These days we have amazing resources available to us. Social networking, organizations, seminars and events all need to be a part of your business model to better your business and to continue to keep up with our ever-changing industry.
Social networking is a great tool to start the conversation. Facebook, Instagram, Twitter — these are all good ways to connect and show people your personal side. Tailor social networking to your style and personality, and only participate in the networks you are interested in (and that you will keep updated). My rule of thumb is, if you are not excited about what you are posting, then no one else will be either. Explore what works for you, and conversation will follow.
LinkedIn Group discussions are another great way to connect with industry colleagues. You’ll not only find yourself talking to peers, but also to potential clients. Check out the group directory search and jump in!
Social media is great, but how do we get to the real conversations? The ones you walk away from saying: “wow that was super helpful.”
The answer is industry events, seminars, and organizations. Join your local ASMP chapter and attend one of their industry meet and greets. Check out your local Apple store for seminars on retouching and presentations from photographers and production people. Rental houses even sometimes have demonstrations on the latest and greatest camera gear. Sit in on a demo and learn something while you’re networking!
Once connected with people in your industry as friends and colleagues, they become part of your support team. You can reach out and ask advice on more specific things such as recommendations for crew members in certain cities, thoughts on fees to charge for a unique project, where to locate special rigging equipment, or even where to obtain a family of llamas.
The further you dive into networking, the more you will get out of it. Being a part of the community will give you the extra edge and support you need.

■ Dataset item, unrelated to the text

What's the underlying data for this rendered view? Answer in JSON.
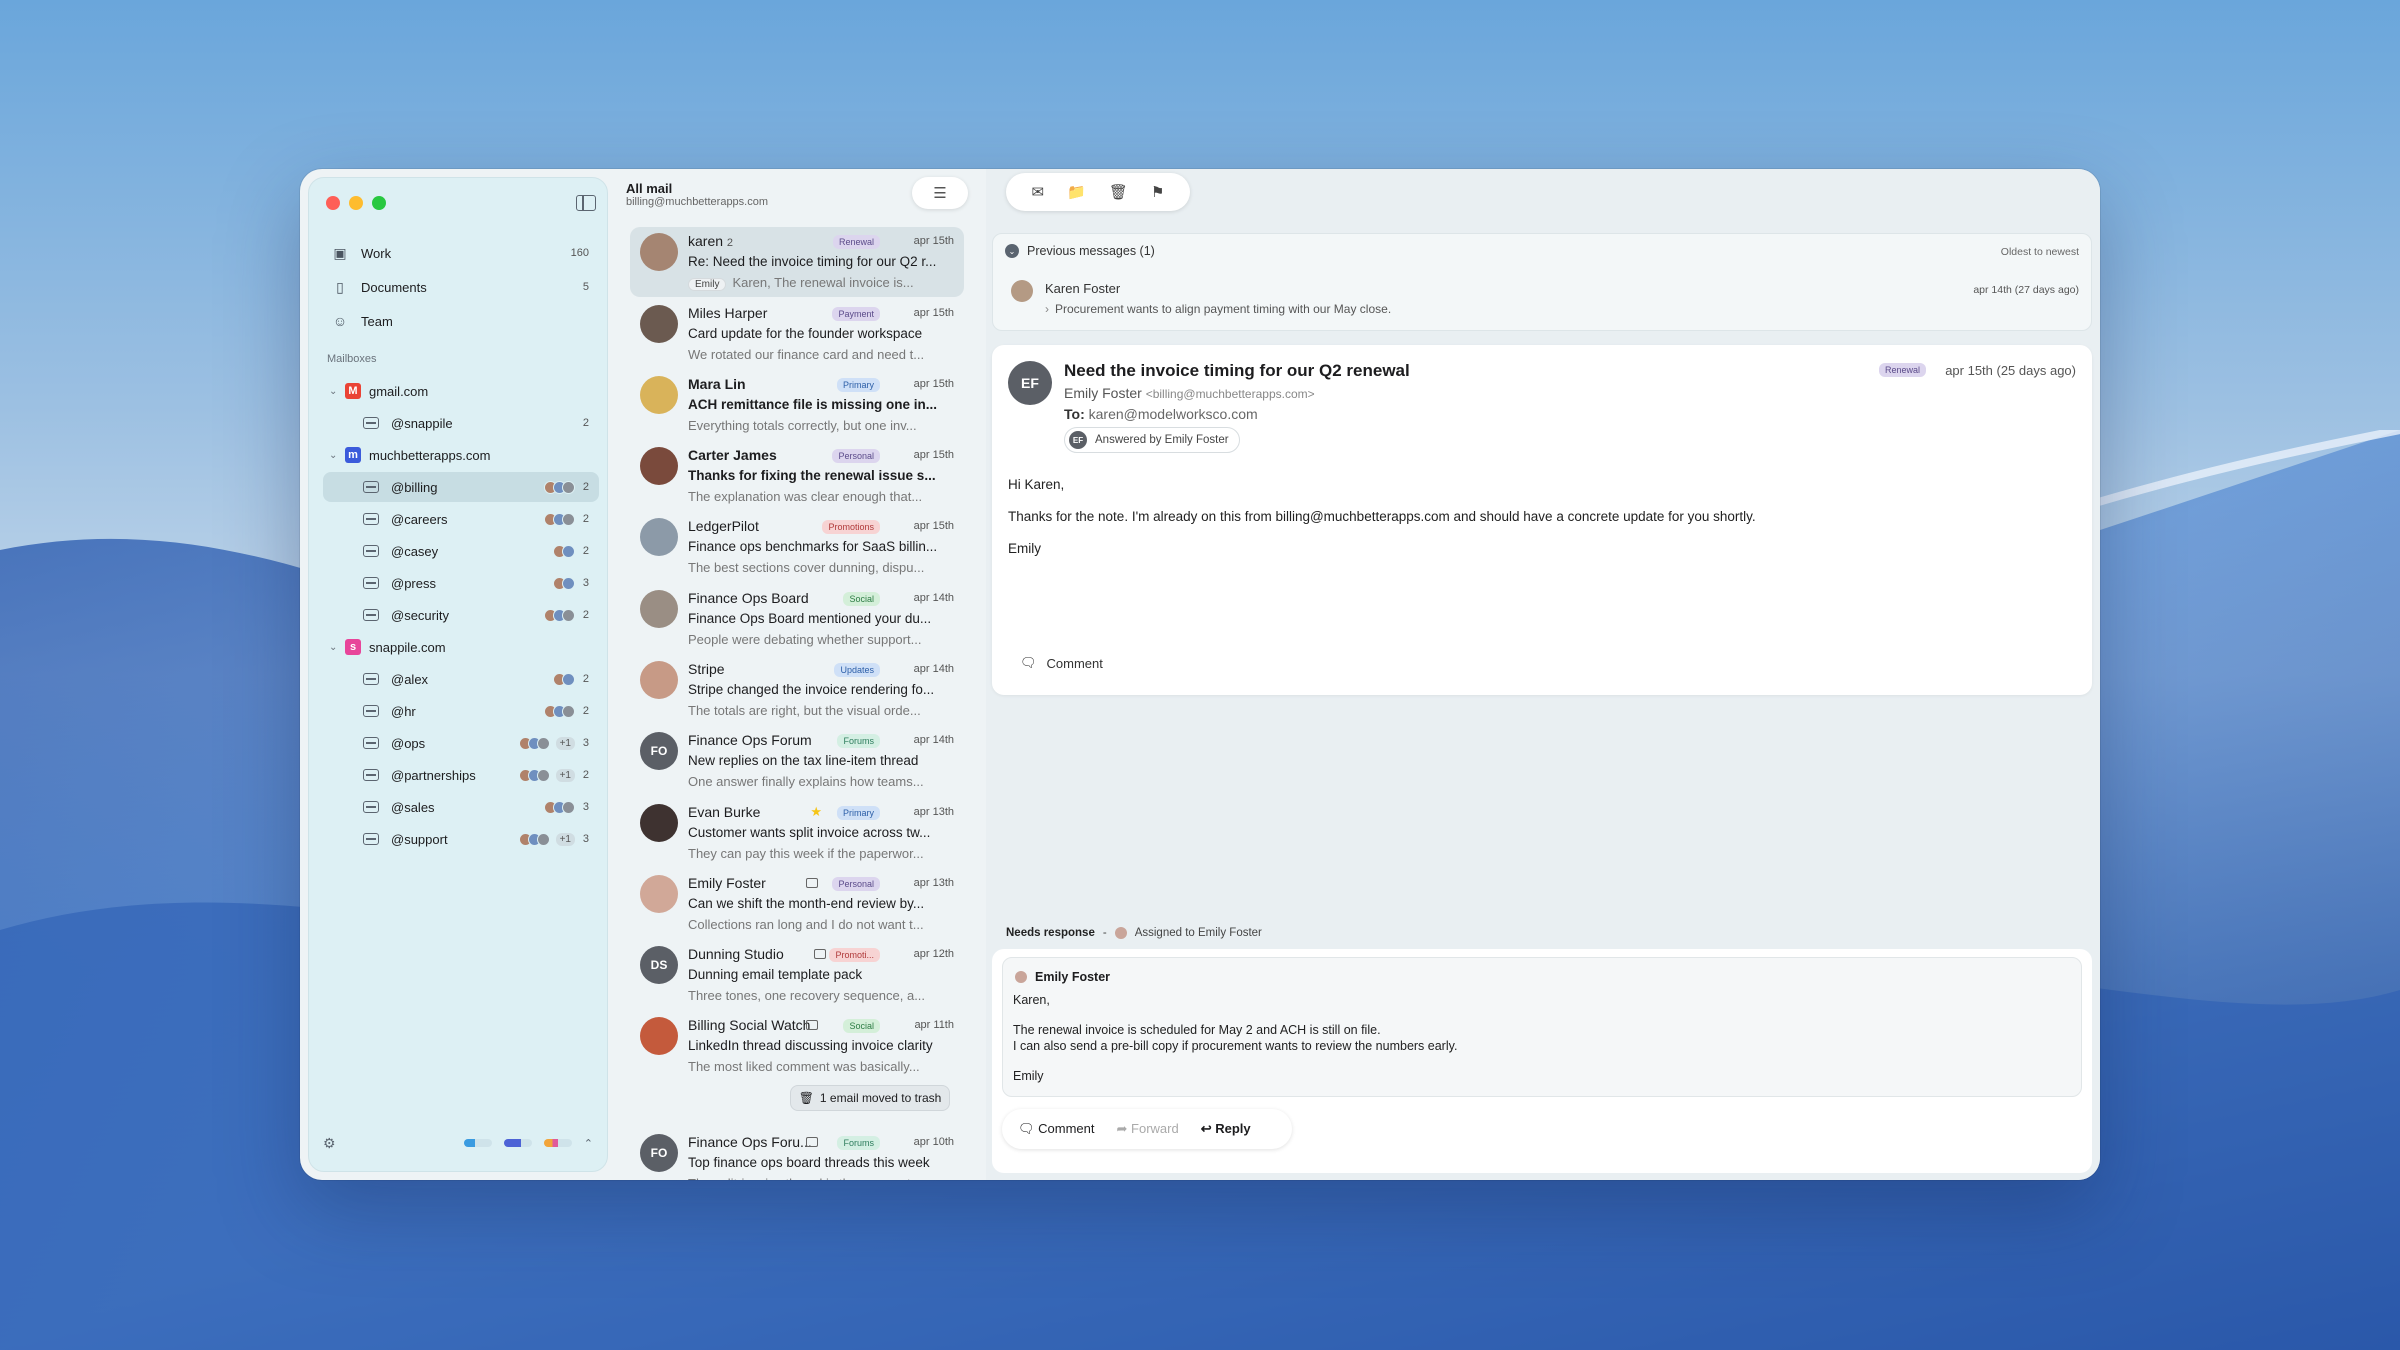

So grab a cup of coffee, sit down wherever you are, and have a great chat with a colleague today!
Lynn Kyle brings a unique combination of agency and production experience to her role of creative consultant at Agency Access. She’s intimately familiar with the business end of commercial photography and illustration and has, over the last two decades, worked with high-profile artists as an Art Buyer, Producer and Artist Rep at top firms including Leo Burnett Chicago.
[by Paul Oemig]
Cocktail parties. Crowded conferences. Brief business card exchanges — the tenets of traditional networking. While all those things certainly have their place, they are seldom a good method by which to build a solid network.
Unfortunately, in such environments there is rarely time to form relationships in earnest and of those in attendance, mentalities akin to the hunter are sometimes seen. Like fishermen casting nets, you may even witness some individuals impersonally rushing to collect as many contacts as possible or egotistically boasting only of their own accomplishments in an imprudent effort to be seen as desirable to work with.
But the intent of meeting someone should not be to simply pass off a job title. To build a strong network, one full of people who you know, trust, care about, and collaborate with, it is essential to both listen and share something worthwhile. As Scott Belsky of Behance put it: “Sharing is the new networking.”
The truth is, if you make great things and you have the guts to share them, and share the great things other people are making, great people will find you. In my experience, the best people, people I have later worked with, have been individuals I met while making things together — working on art councils and community volunteer projects. And when you find those individuals, share with each other meaningful things — what inspires you, your aspirations, and the things you’ve learned along the way.
Where do you share? Anywhere. Over coffee. Over drinks. In-person. Online. Sitting next to a stranger. It’s not the forum that matters, it’s the conversation that’s important.